|2013-14||Joakim Noah||Chi||C||80||5.4 (1)||10.2 (1)||12.4 (1)||0.6 (1)||0.6 (22)||67.4 (1)||83.8 (1)|
|2016-17||Al Horford||Bos||C||28||4.9 (2)||9.1 (2)||12 (2)||0.4 (10)||0.8 (9)||51.5 (4)||69.5 (6)|
|2014-15||Joakim Noah||Chi||C||67||4.7 (3)||8.9 (4)||10.9 (3)||0.4 (8)||0.7 (18)||57 (2)||68.7 (8)|
|2016-17||Mason Plumlee||Por||C||40||4.3 (4)||8.2 (5)||10.3 (5)||0.6 (2)||0.5 (47)||39.4 (39)||53 (40)|
|2016-17||Marc Gasol||Mem||C||38||4.1 (5)||9 (3)||10.3 (4)||0.5 (3)||0.8 (8)||50.3 (7)||73 (4)|
Potential Assists: Any pass that leads to a shot where the shooter takes the shot in 2 or less seconds or 1 or less dribbles
Points Created: Points created off a player’s assists and free throw assists
Secondary Assists: Passes made by a player to the player who earned an assist.
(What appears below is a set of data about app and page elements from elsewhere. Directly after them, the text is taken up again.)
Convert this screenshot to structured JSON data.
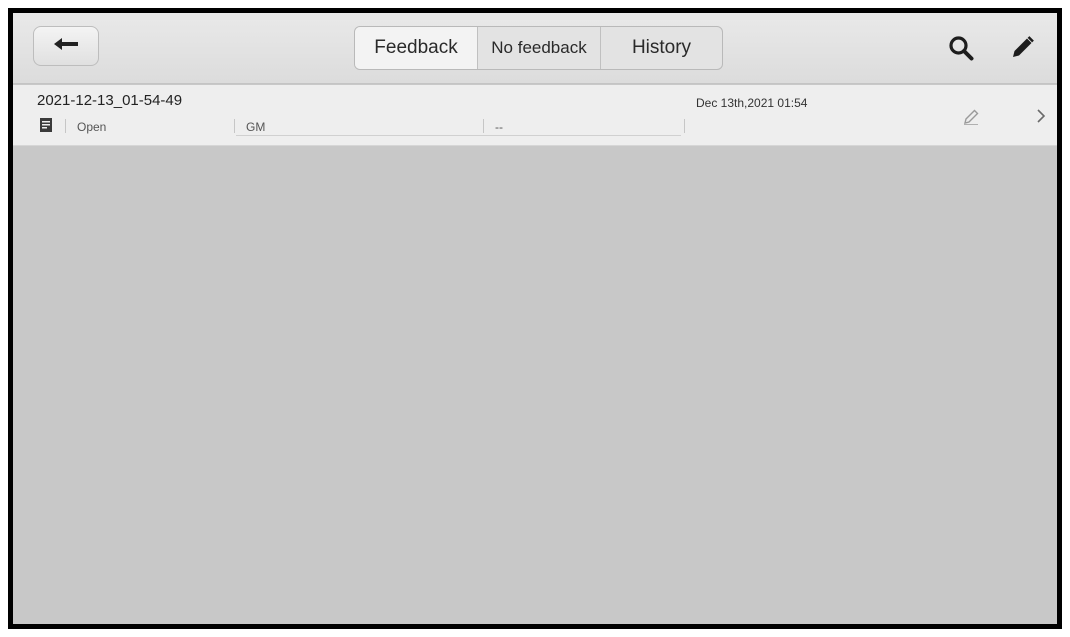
{
  "toolbar": {
    "back_icon": "back-arrow-icon",
    "tabs": [
      {
        "label": "Feedback",
        "active": true
      },
      {
        "label": "No feedback",
        "active": false
      },
      {
        "label": "History",
        "active": false
      }
    ],
    "search_icon": "search-icon",
    "edit_icon": "pencil-icon"
  },
  "records": [
    {
      "title": "2021-12-13_01-54-49",
      "date": "Dec 13th,2021 01:54",
      "status": "Open",
      "make": "GM",
      "detail": "--",
      "icon": "document-icon"
    }
  ],
  "colors": {
    "background": "#c8c8c8",
    "toolbar": "#e4e4e4",
    "row": "#eeeeee",
    "border": "#000000"
  }
}
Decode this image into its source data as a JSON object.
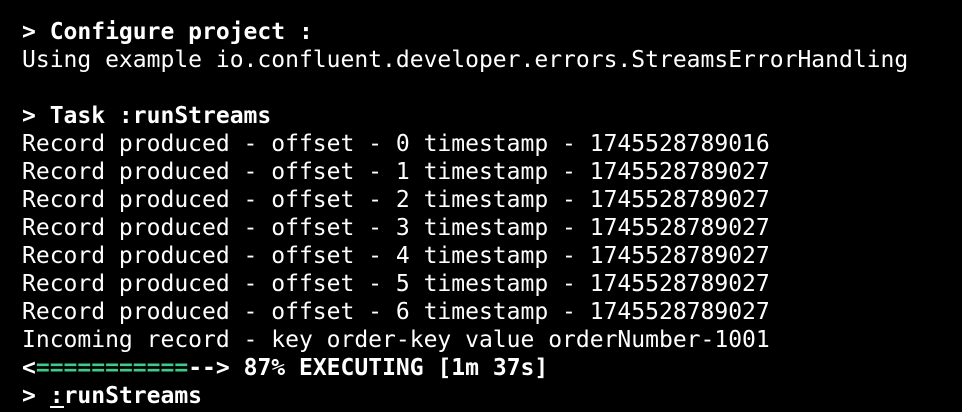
{
  "configure": {
    "header": "> Configure project :",
    "using": "Using example io.confluent.developer.errors.StreamsErrorHandling"
  },
  "task": {
    "header": "> Task :runStreams"
  },
  "records": [
    "Record produced - offset - 0 timestamp - 1745528789016",
    "Record produced - offset - 1 timestamp - 1745528789027",
    "Record produced - offset - 2 timestamp - 1745528789027",
    "Record produced - offset - 3 timestamp - 1745528789027",
    "Record produced - offset - 4 timestamp - 1745528789027",
    "Record produced - offset - 5 timestamp - 1745528789027",
    "Record produced - offset - 6 timestamp - 1745528789027"
  ],
  "incoming": "Incoming record - key order-key value orderNumber-1001",
  "progress": {
    "open": "<",
    "filled": "===========",
    "empty": "--",
    "close": ">",
    "status": " 87% EXECUTING [1m 37s]",
    "percent": 87,
    "filled_color": "#3fc98a"
  },
  "prompt": {
    "prefix": "> ",
    "cursor_char": ":",
    "rest": "runStreams"
  }
}
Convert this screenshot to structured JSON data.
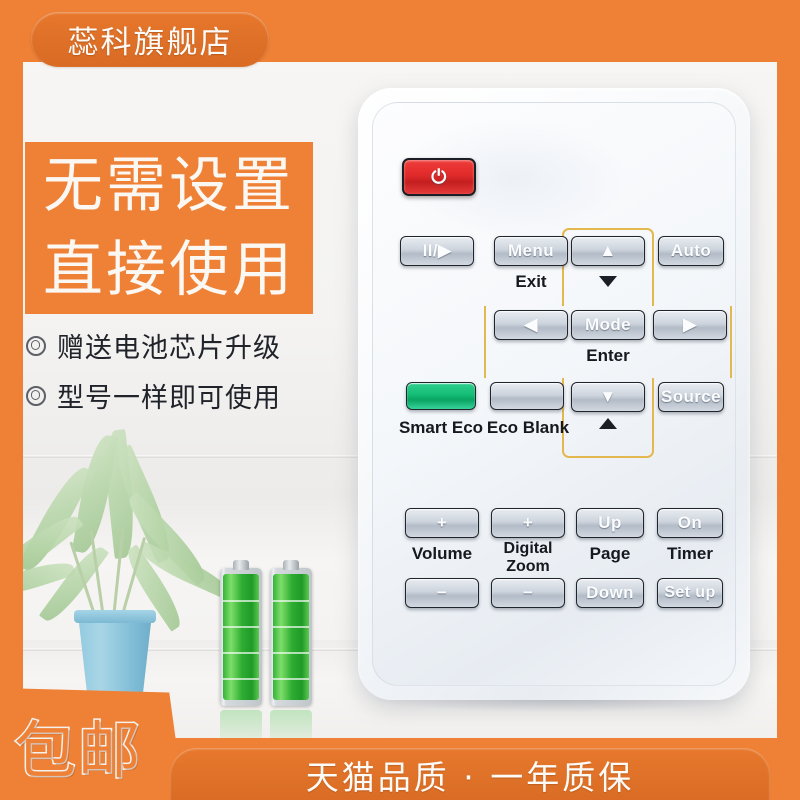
{
  "store_badge": {
    "label": "蕊科旗舰店"
  },
  "headline": {
    "line1": "无需设置",
    "line2": "直接使用"
  },
  "bullets": [
    {
      "icon": "double-circle-icon",
      "text": "赠送电池芯片升级"
    },
    {
      "icon": "double-circle-icon",
      "text": "型号一样即可使用"
    }
  ],
  "remote": {
    "power_button": {
      "glyph": "⏻",
      "name": "power-button"
    },
    "row1": [
      {
        "label": "ΙΙ/▶",
        "name": "freeze-button"
      },
      {
        "label": "Menu",
        "name": "menu-button",
        "sublabel": "Exit"
      },
      {
        "label": "▲",
        "name": "up-arrow-button"
      },
      {
        "label": "Auto",
        "name": "auto-button"
      }
    ],
    "row2": [
      {
        "label": "◀",
        "name": "left-arrow-button"
      },
      {
        "label": "Mode",
        "name": "mode-button",
        "sublabel": "Enter"
      },
      {
        "label": "▶",
        "name": "right-arrow-button"
      }
    ],
    "row3": [
      {
        "label": "",
        "name": "smart-eco-button",
        "sublabel": "Smart Eco"
      },
      {
        "label": "",
        "name": "eco-blank-button",
        "sublabel": "Eco Blank"
      },
      {
        "label": "▼",
        "name": "down-arrow-button"
      },
      {
        "label": "Source",
        "name": "source-button"
      }
    ],
    "bottom_groups": [
      {
        "group": "Volume",
        "top": "+",
        "bottom": "−"
      },
      {
        "group": "Digital Zoom",
        "group_line1": "Digital",
        "group_line2": "Zoom",
        "top": "+",
        "bottom": "−"
      },
      {
        "group": "Page",
        "top": "Up",
        "bottom": "Down"
      },
      {
        "group": "Timer",
        "top": "On",
        "bottom": "Set up"
      }
    ]
  },
  "footer": {
    "shipping": "包邮",
    "quality": "天猫品质 · 一年质保"
  },
  "colors": {
    "orange": "#ef8136",
    "badge_orange": "#de7028",
    "power_red": "#e02a2a",
    "eco_green": "#14bd75",
    "nav_outline": "#e3b84e"
  }
}
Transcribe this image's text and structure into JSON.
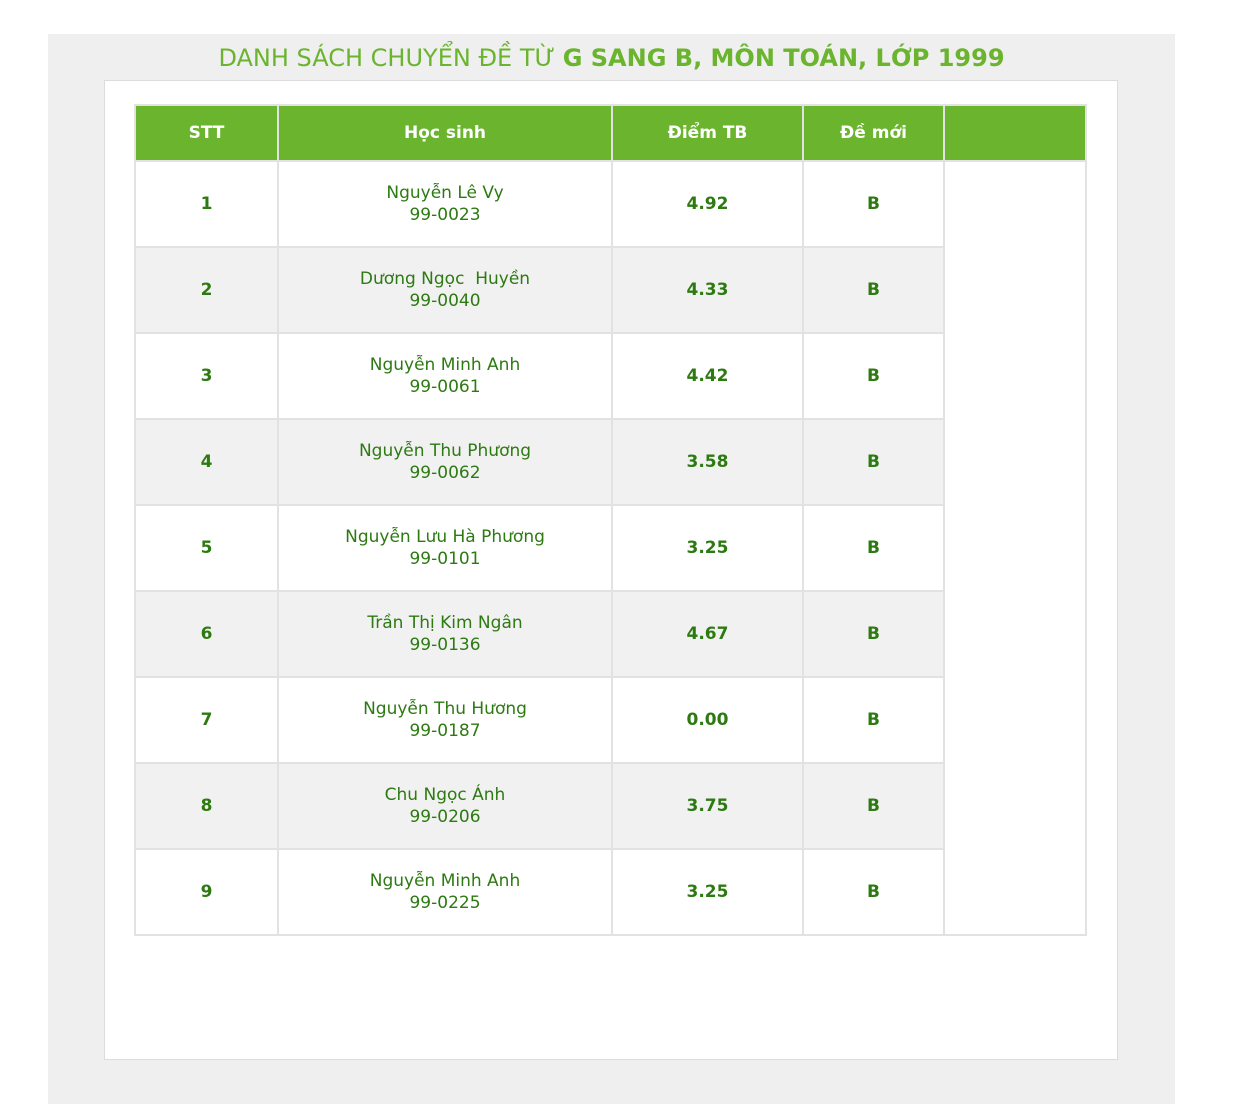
{
  "title": {
    "normal_text": "DANH SÁCH CHUYỂN ĐỀ TỪ ",
    "bold_text": "G SANG B, MÔN TOÁN, LỚP 1999"
  },
  "table": {
    "headers": {
      "stt": "STT",
      "student": "Học sinh",
      "score": "Điểm TB",
      "new_topic": "Đề mới",
      "extra": ""
    },
    "rows": [
      {
        "stt": "1",
        "name": "Nguyễn Lê Vy",
        "id": "99-0023",
        "score": "4.92",
        "new_topic": "B"
      },
      {
        "stt": "2",
        "name": "Dương Ngọc  Huyền",
        "id": "99-0040",
        "score": "4.33",
        "new_topic": "B"
      },
      {
        "stt": "3",
        "name": "Nguyễn Minh Anh",
        "id": "99-0061",
        "score": "4.42",
        "new_topic": "B"
      },
      {
        "stt": "4",
        "name": "Nguyễn Thu Phương",
        "id": "99-0062",
        "score": "3.58",
        "new_topic": "B"
      },
      {
        "stt": "5",
        "name": "Nguyễn Lưu Hà Phương",
        "id": "99-0101",
        "score": "3.25",
        "new_topic": "B"
      },
      {
        "stt": "6",
        "name": "Trần Thị Kim Ngân",
        "id": "99-0136",
        "score": "4.67",
        "new_topic": "B"
      },
      {
        "stt": "7",
        "name": "Nguyễn Thu Hương",
        "id": "99-0187",
        "score": "0.00",
        "new_topic": "B"
      },
      {
        "stt": "8",
        "name": "Chu Ngọc Ánh",
        "id": "99-0206",
        "score": "3.75",
        "new_topic": "B"
      },
      {
        "stt": "9",
        "name": "Nguyễn Minh Anh",
        "id": "99-0225",
        "score": "3.25",
        "new_topic": "B"
      }
    ]
  },
  "colors": {
    "header_bg": "#6ab42e",
    "title_text": "#6ab42e",
    "cell_text": "#2d7a12",
    "alt_row_bg": "#f1f1f1",
    "page_bg": "#efefef"
  }
}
Assister required to have the ball for less than 4 seconds and less than 2 dribbles for passer to earn a secondary assist
*Rank relative to all Centers from 2013 to 2016 in parenthesis
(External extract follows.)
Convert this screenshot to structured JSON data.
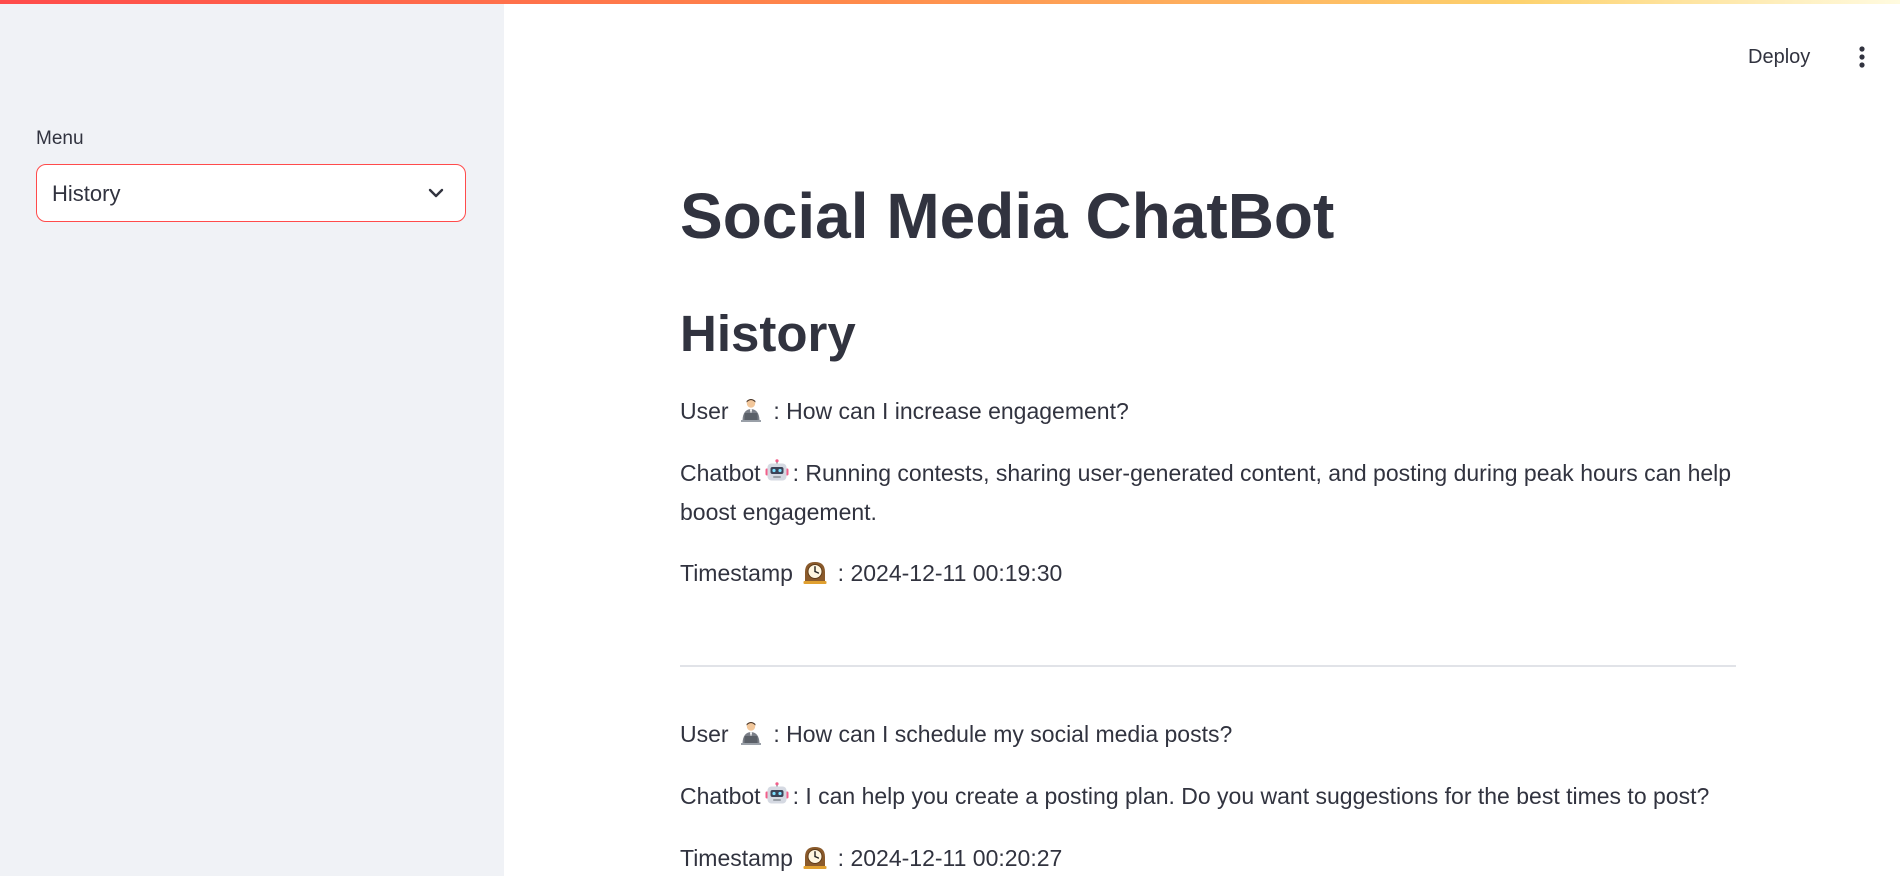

In addition to the points that Horford generates organically in half court sets, Boston often involves Horford in actions to magnify the effect he can have on the game. Stevens frequently refers to how he wants to utilize the post to initiate offense, but until this season he didn’t have a post player that had the vision of Horford. Of the 30 Centers that have posted up at least 40 times this season, Horford is 1st in assist rate at 10.4% and 2nd in secondary assist rate at 3.7% because of his ability to pass out of the post:
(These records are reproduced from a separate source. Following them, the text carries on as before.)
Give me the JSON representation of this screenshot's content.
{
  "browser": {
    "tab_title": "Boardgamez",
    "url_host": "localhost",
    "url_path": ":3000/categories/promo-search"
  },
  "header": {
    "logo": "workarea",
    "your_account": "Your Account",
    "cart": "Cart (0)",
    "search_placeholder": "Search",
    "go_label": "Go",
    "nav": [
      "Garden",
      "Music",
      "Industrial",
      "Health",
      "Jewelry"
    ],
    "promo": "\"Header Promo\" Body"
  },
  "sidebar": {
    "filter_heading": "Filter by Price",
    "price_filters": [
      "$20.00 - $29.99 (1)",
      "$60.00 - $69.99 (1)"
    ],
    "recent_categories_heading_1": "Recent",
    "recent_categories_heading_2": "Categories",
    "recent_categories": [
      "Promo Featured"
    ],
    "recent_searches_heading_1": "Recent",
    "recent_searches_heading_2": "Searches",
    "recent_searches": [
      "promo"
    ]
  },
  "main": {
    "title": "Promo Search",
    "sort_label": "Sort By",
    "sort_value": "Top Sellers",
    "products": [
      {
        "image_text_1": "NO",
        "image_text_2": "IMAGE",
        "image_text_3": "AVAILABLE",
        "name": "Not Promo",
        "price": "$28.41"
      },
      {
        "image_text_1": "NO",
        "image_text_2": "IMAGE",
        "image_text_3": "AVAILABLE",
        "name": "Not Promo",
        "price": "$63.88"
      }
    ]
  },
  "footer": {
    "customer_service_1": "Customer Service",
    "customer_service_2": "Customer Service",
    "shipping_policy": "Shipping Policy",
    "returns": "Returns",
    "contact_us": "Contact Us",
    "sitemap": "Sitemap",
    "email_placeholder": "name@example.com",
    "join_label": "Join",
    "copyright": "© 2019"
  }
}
Horford receives the double team and has the vision to find Crowder in the weak side corner where he subsequently makes the extra pass to Isaiah Thomas. Giving up an open three to “the little guy”, as Tommy Heinsohn regularly grumbles during telecasts, is the worst possible outcome for the Pacers in crunch time: Thomas recently usurped Russell Westbrook as the NBA’s leader in 4th quarter scoring this season.
Similar to his work in the post, Horford leads all Centers who’ve set at least 200 screens in assist rate at 4.0%. The Celtics average 1.31 points on possessions where Horford screens and pops, second only to Nikola Jokic on such possessions, because defenders have to respect Horford’s variety of playmaking abilities.
Al Jefferson would have a difficult enough time recovering to the perimeter if he only had to worry about Horford shooting a 3, but Horford’s unique ability to handle the ball at the center position results in a blow by after Jefferson closes out too hard. Stevens loves to space the floor with shooters at all five positions, which is why the Celtics are trailing only the Rockets in catch and shoot 3 point attempts this season and why Horford has the option to dish to either Jerebko or Bradley after attracting 3 Pacer defenders in the paint.
As the Celtics continue their quest to add another superstar, it’s important to remember that this team has already added one star in the offseason, and they’ve integrated him in a way that has led to career numbers and a team vying for the 2 spot in the East. Were Boston to add one more complementary player to the mix, the expectations for Boston will reach their highest yet of the Brad Stevens era.
Photo By: AP Photo/Winslow Townson